This Month, I’d like to dedicate Thursdays to talk about the importance of vision in churches, and how to go about discerning what your church vision could be. Over the next couple of weeks, look forward to Steve Cloer and Josh Ross talking about practical ways of doing this.
I know that vision and leadership are a bit of buzzwords these days, but don’t immediately write this off, because I think that vision is the only way churches can lead without over-emphasizing and abusing power. Let me explain:
The work in a church is one of the best and most frustrating jobs there is. It’s incredibly rewarding getting to speak and minister to people that you love and mobilize a group of people toward a common objective. It can also be very frustrating, because this group of people who you are ministering to might not think of church the same way you do.
If you have a church of a hundred different people, chances are you have at least 100 different expectations about what church should be about, what your services should look like, what kind of sermon you should preach..etc.

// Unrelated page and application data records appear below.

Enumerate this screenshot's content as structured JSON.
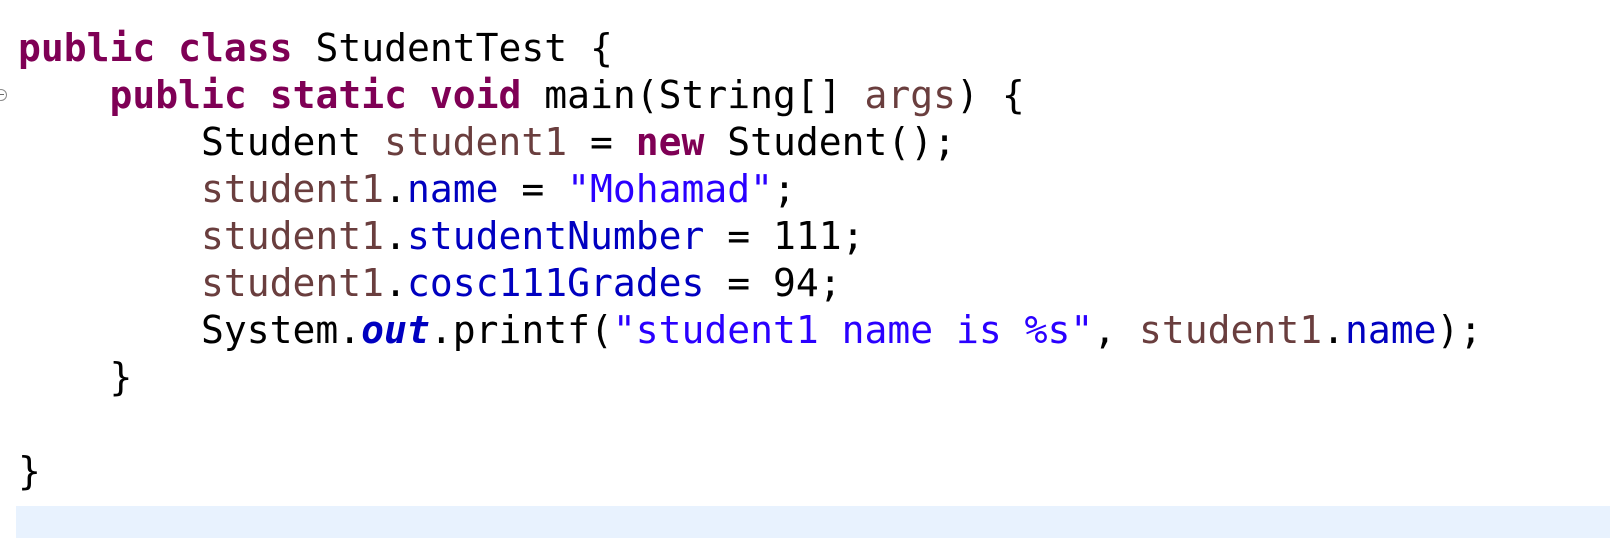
{
  "editor": {
    "lines": [
      {
        "tokens": [
          {
            "text": "public",
            "type": "keyword"
          },
          {
            "text": " ",
            "type": "plain"
          },
          {
            "text": "class",
            "type": "keyword"
          },
          {
            "text": " StudentTest {",
            "type": "plain"
          }
        ]
      },
      {
        "tokens": [
          {
            "text": "    ",
            "type": "plain"
          },
          {
            "text": "public",
            "type": "keyword"
          },
          {
            "text": " ",
            "type": "plain"
          },
          {
            "text": "static",
            "type": "keyword"
          },
          {
            "text": " ",
            "type": "plain"
          },
          {
            "text": "void",
            "type": "keyword"
          },
          {
            "text": " main(String[] ",
            "type": "plain"
          },
          {
            "text": "args",
            "type": "local"
          },
          {
            "text": ") {",
            "type": "plain"
          }
        ]
      },
      {
        "tokens": [
          {
            "text": "        Student ",
            "type": "plain"
          },
          {
            "text": "student1",
            "type": "local"
          },
          {
            "text": " = ",
            "type": "plain"
          },
          {
            "text": "new",
            "type": "keyword"
          },
          {
            "text": " Student();",
            "type": "plain"
          }
        ]
      },
      {
        "tokens": [
          {
            "text": "        ",
            "type": "plain"
          },
          {
            "text": "student1",
            "type": "local"
          },
          {
            "text": ".",
            "type": "plain"
          },
          {
            "text": "name",
            "type": "field"
          },
          {
            "text": " = ",
            "type": "plain"
          },
          {
            "text": "\"Mohamad\"",
            "type": "string"
          },
          {
            "text": ";",
            "type": "plain"
          }
        ]
      },
      {
        "tokens": [
          {
            "text": "        ",
            "type": "plain"
          },
          {
            "text": "student1",
            "type": "local"
          },
          {
            "text": ".",
            "type": "plain"
          },
          {
            "text": "studentNumber",
            "type": "field"
          },
          {
            "text": " = 111;",
            "type": "plain"
          }
        ]
      },
      {
        "tokens": [
          {
            "text": "        ",
            "type": "plain"
          },
          {
            "text": "student1",
            "type": "local"
          },
          {
            "text": ".",
            "type": "plain"
          },
          {
            "text": "cosc111Grades",
            "type": "field"
          },
          {
            "text": " = 94;",
            "type": "plain"
          }
        ]
      },
      {
        "tokens": [
          {
            "text": "        System.",
            "type": "plain"
          },
          {
            "text": "out",
            "type": "static-field"
          },
          {
            "text": ".printf(",
            "type": "plain"
          },
          {
            "text": "\"student1 name is %s\"",
            "type": "string"
          },
          {
            "text": ", ",
            "type": "plain"
          },
          {
            "text": "student1",
            "type": "local"
          },
          {
            "text": ".",
            "type": "plain"
          },
          {
            "text": "name",
            "type": "field"
          },
          {
            "text": ");",
            "type": "plain"
          }
        ]
      },
      {
        "tokens": [
          {
            "text": "    }",
            "type": "plain"
          }
        ]
      },
      {
        "tokens": [
          {
            "text": "",
            "type": "plain"
          }
        ]
      },
      {
        "tokens": [
          {
            "text": "}",
            "type": "plain"
          }
        ]
      }
    ],
    "token_colors": {
      "keyword": "#7f0055",
      "local": "#6a3e3e",
      "field": "#0000c0",
      "string": "#2a00ff",
      "static-field": "#0000c0",
      "plain": "#000000",
      "current_line_highlight": "#e8f2fe"
    },
    "icons": {
      "fold": "collapse-minus-icon"
    }
  }
}
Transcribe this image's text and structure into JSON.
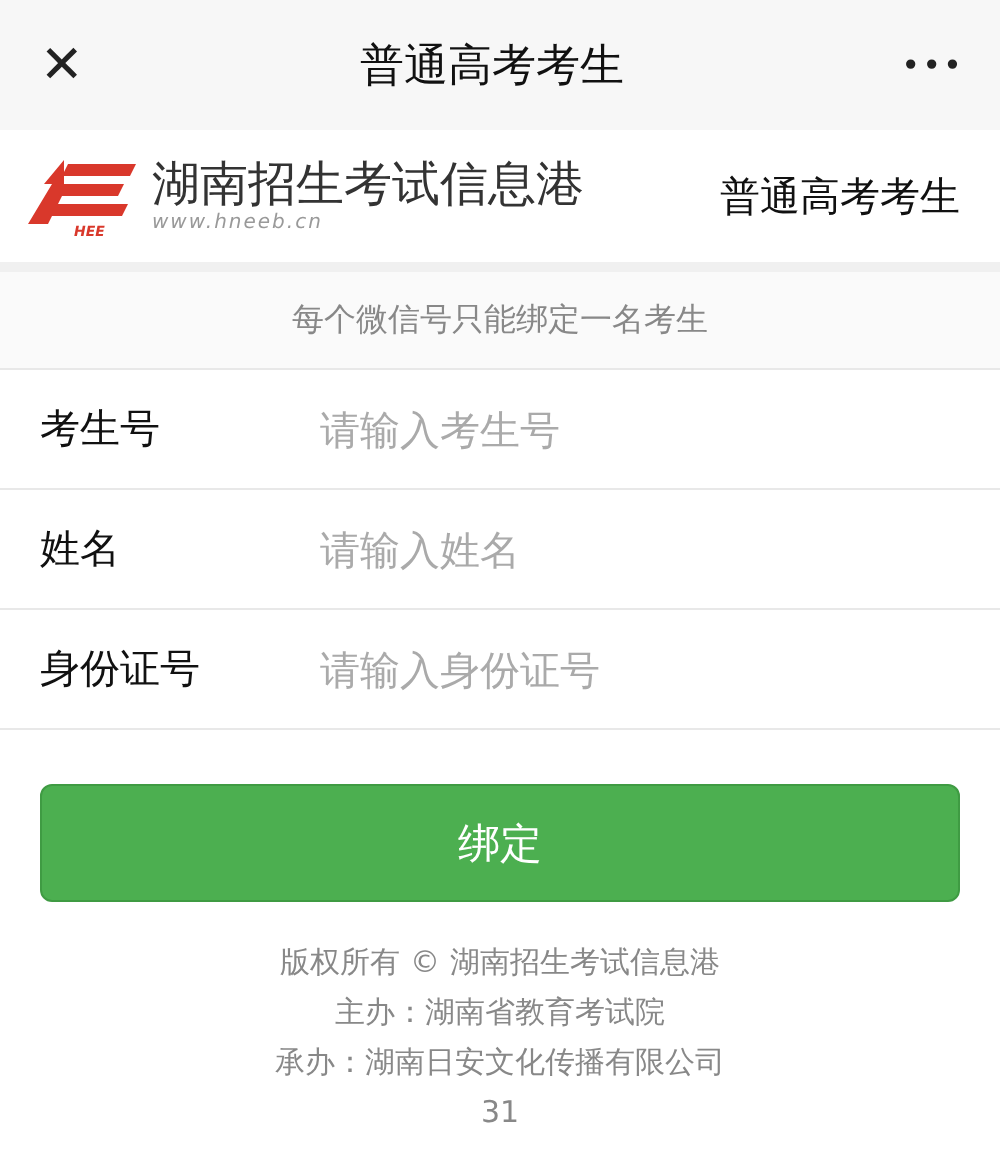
{
  "nav_bar": {
    "close": "✕",
    "title": "普通高考考生",
    "more": "•••"
  },
  "header": {
    "logo_mark": "HEE",
    "site_name": "湖南招生考试信息港",
    "site_url": "www.hneeb.cn",
    "category": "普通高考考生"
  },
  "notice": "每个微信号只能绑定一名考生",
  "fields": [
    {
      "label": "考生号",
      "placeholder": "请输入考生号"
    },
    {
      "label": "姓名",
      "placeholder": "请输入姓名"
    },
    {
      "label": "身份证号",
      "placeholder": "请输入身份证号"
    }
  ],
  "bind_button": "绑定",
  "footer": [
    "版权所有 © 湖南招生考试信息港",
    "主办：湖南省教育考试院",
    "承办：湖南日安文化传播有限公司",
    "31"
  ]
}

And there are two ways to going about how to minister through these differences. 1) is to turn internally, and help them see that they are a part of a community, and each time they gather they must submit their individual needs and preferences to the community. That’s a good response. But alone, I think it fails. 2) Cast a vision larger than your organization.
Externally Focused Churches
In his book A Righteous Mind, Jonathan Haidt, refers to the research done a few years ago. A group had surveyed 19th century communes, and they discovered that the ones that lasted had two common themes.
1) They were religious.
2) They asked for great sacrifice. More specifically, they didn’t ask people to sacrifice for the sake of the group, but for the sake of something larger than the group.
Martin Luther describes sin, as curving in on oneself. And if that’s the case then churches have a tendency to be extremely sinful. Over time, every institution has this slow bend to focus on itself, to focus internally and make sure that , but that’s not their fault. It would be extremely hard for them to change this.
One of the things about being the preacher at a church is that, chances are, you are in more meetings with more people than anyone else. You are visiting with people in the city, and people hurting in your church. You know some civic leaders and have shepherds who are in every part of your community.
Any authority that you have, has to start here: Leadership comes from people who see the big picture.
You see what the community needs, and what the church needs. You see the potential of what could happen if the people of the congregation could point all of their resources in the same direction.
You see it. But they don’t.
They’re not in the meetings, they don’t know the mayor, they’re not thinking about the girl who was sexually abused in their congregation, because they don’t know her story. They don’t know that the recent change about nursery workers has to do with that, because they don’t see everything.
So don’t get frustrated, work on vision.